▶ _Task description_: From the first line to the last, retype everything below exactly, minus the pictures.

*** Opening Records provided ***

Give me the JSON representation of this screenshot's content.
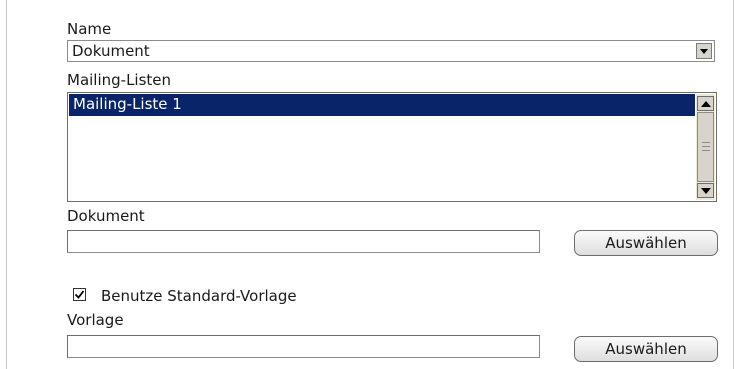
{
  "name_field": {
    "label": "Name",
    "selected": "Dokument"
  },
  "mailing_lists": {
    "label": "Mailing-Listen",
    "items": [
      "Mailing-Liste 1"
    ]
  },
  "document": {
    "label": "Dokument",
    "value": "",
    "button_label": "Auswählen"
  },
  "use_default_template": {
    "label": "Benutze Standard-Vorlage",
    "checked": true
  },
  "template": {
    "label": "Vorlage",
    "value": "",
    "button_label": "Auswählen"
  },
  "colors": {
    "selection": "#0a246a",
    "button_face": "#d8d4cc"
  }
}
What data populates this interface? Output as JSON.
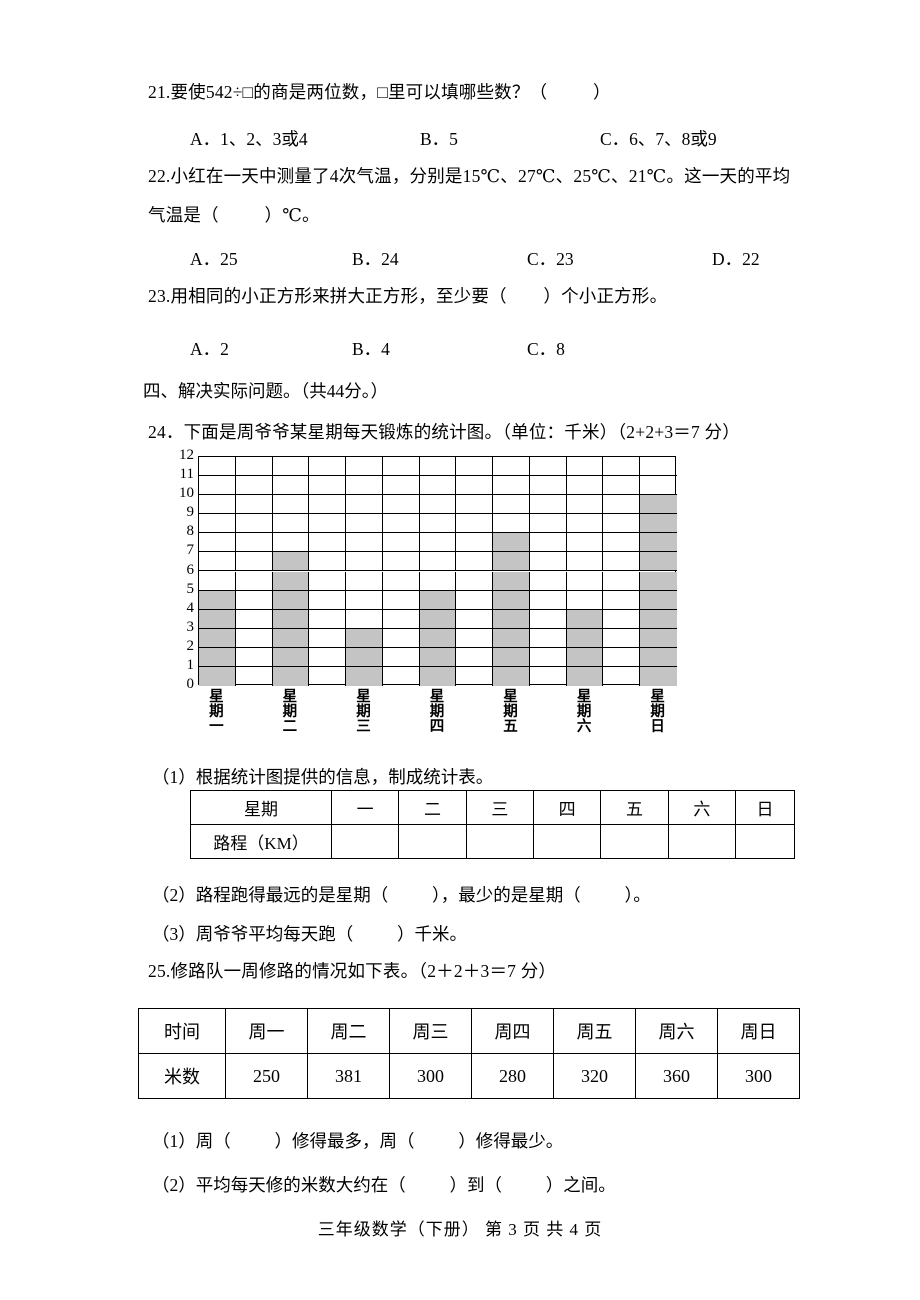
{
  "questions": {
    "q21": {
      "stem": "21.要使542÷□的商是两位数，□里可以填哪些数？（          ）",
      "options": [
        "A．1、2、3或4",
        "B．5",
        "C．6、7、8或9"
      ]
    },
    "q22": {
      "stem_line1": "22.小红在一天中测量了4次气温，分别是15℃、27℃、25℃、21℃。这一天的平均",
      "stem_line2": "气温是（          ）℃。",
      "options": [
        "A．25",
        "B．24",
        "C．23",
        "D．22"
      ]
    },
    "q23": {
      "stem": "23.用相同的小正方形来拼大正方形，至少要（        ）个小正方形。",
      "options": [
        "A．2",
        "B．4",
        "C．8"
      ]
    },
    "section4": "四、解决实际问题。（共44分。）",
    "q24": {
      "stem": "24．下面是周爷爷某星期每天锻炼的统计图。（单位：千米）（2+2+3＝7 分）",
      "sub1": "（1）根据统计图提供的信息，制成统计表。",
      "sub2": "（2）路程跑得最远的是星期（          ），最少的是星期（          ）。",
      "sub3": "（3）周爷爷平均每天跑（          ）千米。",
      "table": {
        "row_header": [
          "星期",
          "路程（KM）"
        ],
        "days": [
          "一",
          "二",
          "三",
          "四",
          "五",
          "六",
          "日"
        ],
        "values": [
          "",
          "",
          "",
          "",
          "",
          "",
          ""
        ]
      }
    },
    "q25": {
      "stem": "25.修路队一周修路的情况如下表。（2＋2＋3＝7 分）",
      "sub1": "（1）周（          ）修得最多，周（          ）修得最少。",
      "sub2": "（2）平均每天修的米数大约在（          ）到（          ）之间。",
      "table": {
        "row_header": [
          "时间",
          "米数"
        ],
        "days": [
          "周一",
          "周二",
          "周三",
          "周四",
          "周五",
          "周六",
          "周日"
        ],
        "values": [
          "250",
          "381",
          "300",
          "280",
          "320",
          "360",
          "300"
        ]
      }
    }
  },
  "footer": "三年级数学（下册） 第 3 页 共 4 页",
  "chart_data": {
    "type": "bar",
    "title": "周爷爷某星期每天锻炼的统计图",
    "unit": "千米",
    "categories": [
      "星期一",
      "星期二",
      "星期三",
      "星期四",
      "星期五",
      "星期六",
      "星期日"
    ],
    "values": [
      5,
      7,
      3,
      5,
      8,
      4,
      10
    ],
    "xlabel": "",
    "ylabel": "",
    "ylim": [
      0,
      12
    ],
    "yticks": [
      0,
      1,
      2,
      3,
      4,
      5,
      6,
      7,
      8,
      9,
      10,
      11,
      12
    ],
    "grid": true,
    "legend": "none",
    "bar_color": "#c4c4c4",
    "grid_columns": 13,
    "grid_rows": 12
  }
}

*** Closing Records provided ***

▶ _Task response_:
Give me the JSON representation of this screenshot's content.
{
  "name_field": {
    "label": "Name",
    "selected": "Dokument"
  },
  "mailing_lists": {
    "label": "Mailing-Listen",
    "items": [
      "Mailing-Liste 1"
    ]
  },
  "document": {
    "label": "Dokument",
    "value": "",
    "button_label": "Auswählen"
  },
  "use_default_template": {
    "label": "Benutze Standard-Vorlage",
    "checked": true
  },
  "template": {
    "label": "Vorlage",
    "value": "",
    "button_label": "Auswählen"
  },
  "colors": {
    "selection": "#0a246a",
    "button_face": "#d8d4cc"
  }
}
What data populates this interface? Output as JSON.
{
  "questions": {
    "q21": {
      "stem": "21.要使542÷□的商是两位数，□里可以填哪些数？（          ）",
      "options": [
        "A．1、2、3或4",
        "B．5",
        "C．6、7、8或9"
      ]
    },
    "q22": {
      "stem_line1": "22.小红在一天中测量了4次气温，分别是15℃、27℃、25℃、21℃。这一天的平均",
      "stem_line2": "气温是（          ）℃。",
      "options": [
        "A．25",
        "B．24",
        "C．23",
        "D．22"
      ]
    },
    "q23": {
      "stem": "23.用相同的小正方形来拼大正方形，至少要（        ）个小正方形。",
      "options": [
        "A．2",
        "B．4",
        "C．8"
      ]
    },
    "section4": "四、解决实际问题。（共44分。）",
    "q24": {
      "stem": "24．下面是周爷爷某星期每天锻炼的统计图。（单位：千米）（2+2+3＝7 分）",
      "sub1": "（1）根据统计图提供的信息，制成统计表。",
      "sub2": "（2）路程跑得最远的是星期（          ），最少的是星期（          ）。",
      "sub3": "（3）周爷爷平均每天跑（          ）千米。",
      "table": {
        "row_header": [
          "星期",
          "路程（KM）"
        ],
        "days": [
          "一",
          "二",
          "三",
          "四",
          "五",
          "六",
          "日"
        ],
        "values": [
          "",
          "",
          "",
          "",
          "",
          "",
          ""
        ]
      }
    },
    "q25": {
      "stem": "25.修路队一周修路的情况如下表。（2＋2＋3＝7 分）",
      "sub1": "（1）周（          ）修得最多，周（          ）修得最少。",
      "sub2": "（2）平均每天修的米数大约在（          ）到（          ）之间。",
      "table": {
        "row_header": [
          "时间",
          "米数"
        ],
        "days": [
          "周一",
          "周二",
          "周三",
          "周四",
          "周五",
          "周六",
          "周日"
        ],
        "values": [
          "250",
          "381",
          "300",
          "280",
          "320",
          "360",
          "300"
        ]
      }
    }
  },
  "footer": "三年级数学（下册） 第 3 页 共 4 页",
  "chart_data": {
    "type": "bar",
    "title": "周爷爷某星期每天锻炼的统计图",
    "unit": "千米",
    "categories": [
      "星期一",
      "星期二",
      "星期三",
      "星期四",
      "星期五",
      "星期六",
      "星期日"
    ],
    "values": [
      5,
      7,
      3,
      5,
      8,
      4,
      10
    ],
    "xlabel": "",
    "ylabel": "",
    "ylim": [
      0,
      12
    ],
    "yticks": [
      0,
      1,
      2,
      3,
      4,
      5,
      6,
      7,
      8,
      9,
      10,
      11,
      12
    ],
    "grid": true,
    "legend": "none",
    "bar_color": "#c4c4c4",
    "grid_columns": 13,
    "grid_rows": 12
  }
}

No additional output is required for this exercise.